The FBI shadowed her from place to place, New York to Detroit to the Caribbean, where she enjoyed tramp steamers and sought to leave America's special ugliness behind. Anything But Love (1948), a savage commentary on the supposed bliss of Cold War American womanhood, was a shot fired from a distance, as was But Say It Politely (1951), which treated imperialism's effects. Demoralized but politically game, she held on. It's Still Spinach (1954), her last book, proposed that people use their fantasies to dress themselves.
Hawes, Elizabeth wrote many books,
Fashion Is Spinach. Random House, 1938.
Men Can Take It. Random House, 1939.
Why Is A Dress? Viking Press, 1942.
Why Women Cry; Or Wenches With Wrenches. Reynal and Hitchcock, Inc., 1943.
Hurry Up Please It’s Time. Reynal and Hitchcock, Inc., circa 1946.
Anything But Love. Rinehart and Company, Inc., 1948.
But Say It Politely. Little, Brown, 1951.
It’s Still Spinach. Little, Brown, 1954.
An unmolested Pure Oil "English Cottage" -- note the inlaid "P" in the chimney. The brickwork was fake -- they were actually stucco on a metal framework.
Vice President Richard Nixon, a one time service station attendant, went back in the business briefly today to help the March of Dimes campaign it its drive against polio.
The Vice President spent a short time servicing cars at a gas station which contributed its day's profits to the campaign. Here, he 'services' the car of five year old Carol Vitiello, a polio victim.
I dig this idea where the grill and hood are 1940, this one looks like a mix up between a Zephyr and a Terraplane
http://truquetructruk.tumblr.com/post/173495665964#notes stolen from http://www.curbsideclassic.com/blog/the-curbside-classics-of-final-fantasy-xv/ but not giving them credit, as we've come to expect from the asshole who posts truquetructruk
"Big" Deal, the artist you might not be familiar with, had a big impact on the Pixar Cars movies, I only just learned
What most people may not know is back in 2002 when Pixar Studios were in the planning phase of the first of these great movies, they contacted Dave Deal. He spent two days with the artists and story writers for the movie, giving them advice and showing them how he brought his pencil and paper drawings to life.
Dave Deal was a legendary cartoonist whose work in the early days of off-road racing was seen in Road and Track magazine and many others. "Big Deal," as he was called, also built the first true racing Baja Bug in 1969 and set the last official Tijuana to La Paz "Baja record run" in 1973. Dave also drew the now famous 1971 NORRA Mexican 1000 poster art, along with countless "cartoon" ads of the early 1970s
He was best known for creating a line of model cars in the 1970s called “Deals Wheels” and then later for work on the movie Cars, died after a battle with cancer Oct. 14 at his home in Vista, Calif. in 2008

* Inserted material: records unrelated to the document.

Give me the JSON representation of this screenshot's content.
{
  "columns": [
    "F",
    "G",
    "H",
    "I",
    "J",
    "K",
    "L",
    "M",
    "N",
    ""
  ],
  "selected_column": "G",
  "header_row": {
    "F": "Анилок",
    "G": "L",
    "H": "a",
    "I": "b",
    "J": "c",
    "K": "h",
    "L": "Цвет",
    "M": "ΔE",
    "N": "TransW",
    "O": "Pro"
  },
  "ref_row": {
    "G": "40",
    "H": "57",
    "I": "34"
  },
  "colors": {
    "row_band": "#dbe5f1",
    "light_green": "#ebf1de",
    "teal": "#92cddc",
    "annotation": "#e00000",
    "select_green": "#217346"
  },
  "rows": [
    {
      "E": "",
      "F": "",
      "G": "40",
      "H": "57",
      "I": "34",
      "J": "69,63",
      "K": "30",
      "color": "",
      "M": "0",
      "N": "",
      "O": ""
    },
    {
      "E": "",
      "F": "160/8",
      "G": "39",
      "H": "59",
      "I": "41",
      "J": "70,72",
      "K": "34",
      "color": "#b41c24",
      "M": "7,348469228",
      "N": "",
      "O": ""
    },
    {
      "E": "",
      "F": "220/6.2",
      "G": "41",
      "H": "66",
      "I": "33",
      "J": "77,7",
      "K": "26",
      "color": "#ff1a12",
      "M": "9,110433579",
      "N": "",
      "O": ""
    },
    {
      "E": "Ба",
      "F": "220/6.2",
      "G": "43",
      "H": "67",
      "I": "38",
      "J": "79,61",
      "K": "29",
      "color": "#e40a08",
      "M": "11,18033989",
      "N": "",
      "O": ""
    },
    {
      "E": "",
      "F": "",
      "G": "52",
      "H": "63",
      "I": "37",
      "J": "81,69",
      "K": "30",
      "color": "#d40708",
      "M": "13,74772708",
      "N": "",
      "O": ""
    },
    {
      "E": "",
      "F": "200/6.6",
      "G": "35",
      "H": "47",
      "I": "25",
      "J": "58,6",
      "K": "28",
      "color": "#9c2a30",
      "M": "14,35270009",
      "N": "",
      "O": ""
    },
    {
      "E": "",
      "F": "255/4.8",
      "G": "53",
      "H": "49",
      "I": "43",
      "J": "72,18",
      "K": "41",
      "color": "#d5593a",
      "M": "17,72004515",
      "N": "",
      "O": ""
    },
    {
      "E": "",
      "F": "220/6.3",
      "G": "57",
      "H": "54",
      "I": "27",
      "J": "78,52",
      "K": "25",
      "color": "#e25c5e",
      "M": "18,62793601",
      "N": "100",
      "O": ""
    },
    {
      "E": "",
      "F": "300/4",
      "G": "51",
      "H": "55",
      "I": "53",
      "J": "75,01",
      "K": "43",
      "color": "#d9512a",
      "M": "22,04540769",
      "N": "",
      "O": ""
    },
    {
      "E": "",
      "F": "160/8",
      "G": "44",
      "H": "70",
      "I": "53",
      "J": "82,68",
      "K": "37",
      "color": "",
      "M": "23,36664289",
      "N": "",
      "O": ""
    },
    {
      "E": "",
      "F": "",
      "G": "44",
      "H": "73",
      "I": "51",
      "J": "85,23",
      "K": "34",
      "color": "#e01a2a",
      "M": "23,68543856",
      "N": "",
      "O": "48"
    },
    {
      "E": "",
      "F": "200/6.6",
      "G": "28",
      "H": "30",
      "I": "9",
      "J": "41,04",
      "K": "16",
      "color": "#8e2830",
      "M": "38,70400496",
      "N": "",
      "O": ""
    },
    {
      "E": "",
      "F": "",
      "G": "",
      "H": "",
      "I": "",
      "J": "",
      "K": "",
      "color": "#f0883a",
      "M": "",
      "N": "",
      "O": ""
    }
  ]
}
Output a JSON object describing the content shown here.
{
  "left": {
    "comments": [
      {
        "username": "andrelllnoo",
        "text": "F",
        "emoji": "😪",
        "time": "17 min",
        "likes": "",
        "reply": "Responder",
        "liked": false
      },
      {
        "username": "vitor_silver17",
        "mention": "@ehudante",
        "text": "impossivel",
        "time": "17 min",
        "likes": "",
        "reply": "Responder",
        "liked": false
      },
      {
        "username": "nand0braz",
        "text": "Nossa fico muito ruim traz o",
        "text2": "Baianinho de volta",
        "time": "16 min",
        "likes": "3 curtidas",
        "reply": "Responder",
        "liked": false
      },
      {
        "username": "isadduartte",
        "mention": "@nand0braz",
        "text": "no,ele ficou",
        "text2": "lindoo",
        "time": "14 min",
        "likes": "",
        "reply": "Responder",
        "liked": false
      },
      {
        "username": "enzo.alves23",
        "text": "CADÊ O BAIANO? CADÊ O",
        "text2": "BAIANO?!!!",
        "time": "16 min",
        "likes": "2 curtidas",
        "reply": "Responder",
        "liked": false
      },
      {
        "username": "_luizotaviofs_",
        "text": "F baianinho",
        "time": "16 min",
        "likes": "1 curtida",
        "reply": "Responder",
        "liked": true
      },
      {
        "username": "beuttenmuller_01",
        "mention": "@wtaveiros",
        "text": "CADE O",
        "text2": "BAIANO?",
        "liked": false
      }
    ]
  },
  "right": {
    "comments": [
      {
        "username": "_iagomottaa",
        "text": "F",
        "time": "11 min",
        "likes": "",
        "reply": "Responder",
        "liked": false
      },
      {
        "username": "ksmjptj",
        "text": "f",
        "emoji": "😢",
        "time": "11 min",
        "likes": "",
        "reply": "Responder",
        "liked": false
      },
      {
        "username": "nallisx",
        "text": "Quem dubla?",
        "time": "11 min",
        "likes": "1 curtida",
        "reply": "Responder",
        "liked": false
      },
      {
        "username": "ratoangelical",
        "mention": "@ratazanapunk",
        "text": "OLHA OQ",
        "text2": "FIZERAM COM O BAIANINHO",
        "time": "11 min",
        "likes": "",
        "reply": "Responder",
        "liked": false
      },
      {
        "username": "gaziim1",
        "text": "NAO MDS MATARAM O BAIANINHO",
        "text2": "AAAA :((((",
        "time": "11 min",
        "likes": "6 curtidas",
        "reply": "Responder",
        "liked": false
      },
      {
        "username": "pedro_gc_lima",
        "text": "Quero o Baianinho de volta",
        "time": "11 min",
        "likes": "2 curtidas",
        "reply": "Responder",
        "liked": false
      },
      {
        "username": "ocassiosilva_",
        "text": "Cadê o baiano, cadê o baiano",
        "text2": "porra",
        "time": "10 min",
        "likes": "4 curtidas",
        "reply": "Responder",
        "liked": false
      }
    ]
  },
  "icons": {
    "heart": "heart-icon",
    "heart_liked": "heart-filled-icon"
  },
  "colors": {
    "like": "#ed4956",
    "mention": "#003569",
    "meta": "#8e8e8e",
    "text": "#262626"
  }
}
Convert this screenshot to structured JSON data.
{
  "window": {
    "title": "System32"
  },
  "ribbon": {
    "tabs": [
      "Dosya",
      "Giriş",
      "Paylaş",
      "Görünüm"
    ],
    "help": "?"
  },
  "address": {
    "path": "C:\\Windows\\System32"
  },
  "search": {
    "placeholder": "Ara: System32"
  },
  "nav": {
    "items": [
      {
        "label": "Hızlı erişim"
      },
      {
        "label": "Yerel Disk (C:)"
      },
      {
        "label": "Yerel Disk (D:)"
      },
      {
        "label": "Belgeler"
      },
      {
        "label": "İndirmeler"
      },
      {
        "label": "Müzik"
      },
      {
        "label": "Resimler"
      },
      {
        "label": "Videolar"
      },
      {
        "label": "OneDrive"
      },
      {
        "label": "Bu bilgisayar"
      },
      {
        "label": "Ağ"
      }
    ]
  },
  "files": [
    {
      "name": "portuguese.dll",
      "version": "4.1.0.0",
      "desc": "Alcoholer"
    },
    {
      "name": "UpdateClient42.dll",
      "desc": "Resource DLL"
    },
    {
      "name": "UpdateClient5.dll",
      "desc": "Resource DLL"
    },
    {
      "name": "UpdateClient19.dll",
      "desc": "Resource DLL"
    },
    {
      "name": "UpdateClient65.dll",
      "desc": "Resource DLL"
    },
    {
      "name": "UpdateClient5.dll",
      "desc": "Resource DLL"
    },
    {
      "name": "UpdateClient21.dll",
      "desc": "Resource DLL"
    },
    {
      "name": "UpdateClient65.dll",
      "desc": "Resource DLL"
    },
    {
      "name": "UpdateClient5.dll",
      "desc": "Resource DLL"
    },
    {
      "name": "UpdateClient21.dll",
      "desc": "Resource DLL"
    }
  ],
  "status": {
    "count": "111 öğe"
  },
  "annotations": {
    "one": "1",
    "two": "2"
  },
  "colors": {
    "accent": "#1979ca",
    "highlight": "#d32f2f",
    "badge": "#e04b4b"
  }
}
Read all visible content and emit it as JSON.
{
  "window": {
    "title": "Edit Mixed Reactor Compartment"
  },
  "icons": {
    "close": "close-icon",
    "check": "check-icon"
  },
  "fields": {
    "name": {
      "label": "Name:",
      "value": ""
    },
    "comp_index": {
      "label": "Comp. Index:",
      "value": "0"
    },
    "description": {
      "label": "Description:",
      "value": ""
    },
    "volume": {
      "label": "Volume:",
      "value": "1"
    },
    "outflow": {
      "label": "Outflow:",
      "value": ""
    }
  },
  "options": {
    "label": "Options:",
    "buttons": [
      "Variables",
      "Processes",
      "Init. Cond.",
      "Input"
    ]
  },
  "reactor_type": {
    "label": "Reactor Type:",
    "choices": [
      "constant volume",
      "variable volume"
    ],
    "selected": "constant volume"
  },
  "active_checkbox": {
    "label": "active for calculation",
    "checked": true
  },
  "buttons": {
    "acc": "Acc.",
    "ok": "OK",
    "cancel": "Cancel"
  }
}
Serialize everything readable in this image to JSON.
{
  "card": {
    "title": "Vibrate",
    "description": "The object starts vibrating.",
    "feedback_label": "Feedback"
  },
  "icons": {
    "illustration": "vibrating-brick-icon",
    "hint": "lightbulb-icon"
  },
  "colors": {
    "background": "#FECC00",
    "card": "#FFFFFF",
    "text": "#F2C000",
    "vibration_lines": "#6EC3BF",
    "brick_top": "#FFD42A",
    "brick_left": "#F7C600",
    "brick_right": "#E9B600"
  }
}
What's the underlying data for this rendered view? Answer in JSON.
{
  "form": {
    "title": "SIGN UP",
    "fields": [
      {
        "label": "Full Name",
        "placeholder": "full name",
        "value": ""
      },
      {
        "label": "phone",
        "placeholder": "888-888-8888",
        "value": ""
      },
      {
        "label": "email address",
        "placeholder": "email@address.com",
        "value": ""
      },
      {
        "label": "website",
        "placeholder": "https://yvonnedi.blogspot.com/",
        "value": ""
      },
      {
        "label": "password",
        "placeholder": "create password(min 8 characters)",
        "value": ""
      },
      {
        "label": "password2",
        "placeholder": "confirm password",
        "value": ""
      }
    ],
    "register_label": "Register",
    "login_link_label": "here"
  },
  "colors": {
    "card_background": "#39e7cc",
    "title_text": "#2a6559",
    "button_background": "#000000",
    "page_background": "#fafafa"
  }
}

In addition to drawing cars, Deal was an avid driver, setting an off-road record in a Volkswagen sedan in 1973. He also enjoyed hot rodding and sports-car races.
he even designed a rim for Rader just before the closed up, and though that went no where, a long time later the design made it's way to Randee Randar, who made them with blessings from Dave Deal, and they are called RDW - Real Deal Wheels. Highest quality, made in a one man shop.
unfortunately I only learned of this today, but cancer got to Randee last fall. So, if you ever have a chance to by his rims, you'll be getting high quality hand made stuff. Don't let them get away
Saturday, May 19, 2018
It might be legit, but, I find it hard to believe that it would be in this good of shape after all these years
Lions closed in December of 72... http://www.hotrod.com/articles/hrdp-0273-lions-drag-strip-last-race/ so while it's possible that this is legit, I doubt that the paint would be in this good of condition 46 years later
It looks cool as hell though.
last time I was at El Mirage they were racing a Triumph GT6 http://justacarguy.blogspot.com/2013/05/spitfire-lsr-team-mcleish-brothers-gt6.html